3D model (JSmol)
CompTox Dashboard (EPA)
|Molar mass||135.943 g/mol|
|Melting point||1,975 °C (3,587 °F; 2,248 K)|
|Boiling point||3,000 °C (5,430 °F; 3,270 K)|
|Lethal dose or concentration (LD, LC):|
LD50 (median dose)
|>1200 mg/kg (oral, rat)|
|93.64 J/mol·K |
Std enthalpy of
|-1660.630 kJ/mol |
Gibbs free energy (ΔfG?)
|-1575.256 kJ/mol |
Except where otherwise noted, data are given for materials in their standard state (at 25 °C [77 °F], 100 kPa).
|what is ?)(|

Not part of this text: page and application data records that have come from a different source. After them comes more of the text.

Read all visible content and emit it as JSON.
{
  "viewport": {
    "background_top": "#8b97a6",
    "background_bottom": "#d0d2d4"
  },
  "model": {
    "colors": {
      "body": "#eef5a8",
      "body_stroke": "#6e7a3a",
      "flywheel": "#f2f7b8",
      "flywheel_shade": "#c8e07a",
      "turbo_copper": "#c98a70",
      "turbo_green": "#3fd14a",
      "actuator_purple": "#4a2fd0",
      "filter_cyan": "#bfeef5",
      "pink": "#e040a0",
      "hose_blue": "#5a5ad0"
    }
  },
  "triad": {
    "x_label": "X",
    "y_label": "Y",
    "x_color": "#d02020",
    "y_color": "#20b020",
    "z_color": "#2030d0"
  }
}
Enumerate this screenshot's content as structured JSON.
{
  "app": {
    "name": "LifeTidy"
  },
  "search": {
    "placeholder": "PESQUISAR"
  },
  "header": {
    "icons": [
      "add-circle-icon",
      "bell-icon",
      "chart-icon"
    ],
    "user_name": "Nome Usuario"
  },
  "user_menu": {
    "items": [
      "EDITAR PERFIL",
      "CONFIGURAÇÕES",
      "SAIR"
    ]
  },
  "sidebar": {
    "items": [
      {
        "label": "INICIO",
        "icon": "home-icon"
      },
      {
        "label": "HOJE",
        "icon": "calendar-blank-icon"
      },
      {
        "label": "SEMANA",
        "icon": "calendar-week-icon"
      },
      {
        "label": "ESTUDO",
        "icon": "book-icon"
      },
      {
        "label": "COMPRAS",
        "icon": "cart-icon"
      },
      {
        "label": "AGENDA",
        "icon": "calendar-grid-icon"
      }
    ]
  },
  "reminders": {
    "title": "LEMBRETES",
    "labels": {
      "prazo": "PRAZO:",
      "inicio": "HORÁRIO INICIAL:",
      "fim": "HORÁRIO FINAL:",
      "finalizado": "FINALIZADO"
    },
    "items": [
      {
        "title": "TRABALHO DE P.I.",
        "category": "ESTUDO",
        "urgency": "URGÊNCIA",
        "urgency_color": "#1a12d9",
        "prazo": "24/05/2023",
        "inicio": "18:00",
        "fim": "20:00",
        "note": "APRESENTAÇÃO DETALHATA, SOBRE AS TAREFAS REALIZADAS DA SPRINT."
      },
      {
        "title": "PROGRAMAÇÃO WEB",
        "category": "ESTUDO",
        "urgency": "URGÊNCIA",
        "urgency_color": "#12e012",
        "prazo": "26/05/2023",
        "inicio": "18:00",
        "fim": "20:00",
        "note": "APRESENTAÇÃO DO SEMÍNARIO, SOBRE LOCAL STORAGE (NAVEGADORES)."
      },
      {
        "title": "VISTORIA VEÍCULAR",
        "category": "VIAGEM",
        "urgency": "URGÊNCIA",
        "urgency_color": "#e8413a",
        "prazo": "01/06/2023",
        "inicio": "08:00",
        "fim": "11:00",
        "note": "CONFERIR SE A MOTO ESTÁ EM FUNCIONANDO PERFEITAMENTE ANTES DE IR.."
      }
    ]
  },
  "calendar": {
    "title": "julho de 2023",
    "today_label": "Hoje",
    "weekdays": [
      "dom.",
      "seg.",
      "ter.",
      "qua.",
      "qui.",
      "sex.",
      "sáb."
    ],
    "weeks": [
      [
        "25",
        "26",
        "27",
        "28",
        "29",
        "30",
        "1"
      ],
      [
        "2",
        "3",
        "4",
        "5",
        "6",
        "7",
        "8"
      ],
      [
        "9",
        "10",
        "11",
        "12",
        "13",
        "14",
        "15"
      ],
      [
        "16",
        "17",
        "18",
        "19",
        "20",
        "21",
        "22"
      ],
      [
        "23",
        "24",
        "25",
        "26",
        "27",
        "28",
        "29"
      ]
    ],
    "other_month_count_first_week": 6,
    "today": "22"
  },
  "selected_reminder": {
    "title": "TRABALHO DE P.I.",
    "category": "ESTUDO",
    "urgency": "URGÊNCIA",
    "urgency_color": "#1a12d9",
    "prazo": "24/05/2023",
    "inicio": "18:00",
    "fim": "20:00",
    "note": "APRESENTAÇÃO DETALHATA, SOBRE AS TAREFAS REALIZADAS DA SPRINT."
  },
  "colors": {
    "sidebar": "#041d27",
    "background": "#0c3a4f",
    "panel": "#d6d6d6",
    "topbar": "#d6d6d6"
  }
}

Calcium titanate is an inorganic compound with the chemical formula CaTiO3. As a mineral, it is called perovskite, named after Russian mineralogist, L. A. Perovski (1792-1856). It is a colourless, diamagnetic solid, although the mineral is often coloured owing to impurities.
CaTiO3 can be prepared by the combination of CaO and TiO2 at temperatures >1300 °C. Sol-gel processes has been used to make a more pure substance, as well as lowering the synthesis temperature. These compounds synthesized are more compressible due to the powders from the sol-gel process as well and bring it closer to its calculated density (~4.04 g/ml).
Calcium titanate is obtained as orthorhombic crystals, more specifically perovskite structure. In this motif, the Ti(IV) centers are octahedral and the Ca2+ centers occupy a cage of 12 oxygen centres. Many useful materials adopt related structures, e.g. barium titanate or variations of the structure, e.g. yttrium barium copper oxide.
Calcium titanate has relatively little value except as one of the ores of titanium, together with several others. It is reduced to give titanium metal or ferrotitanium alloys.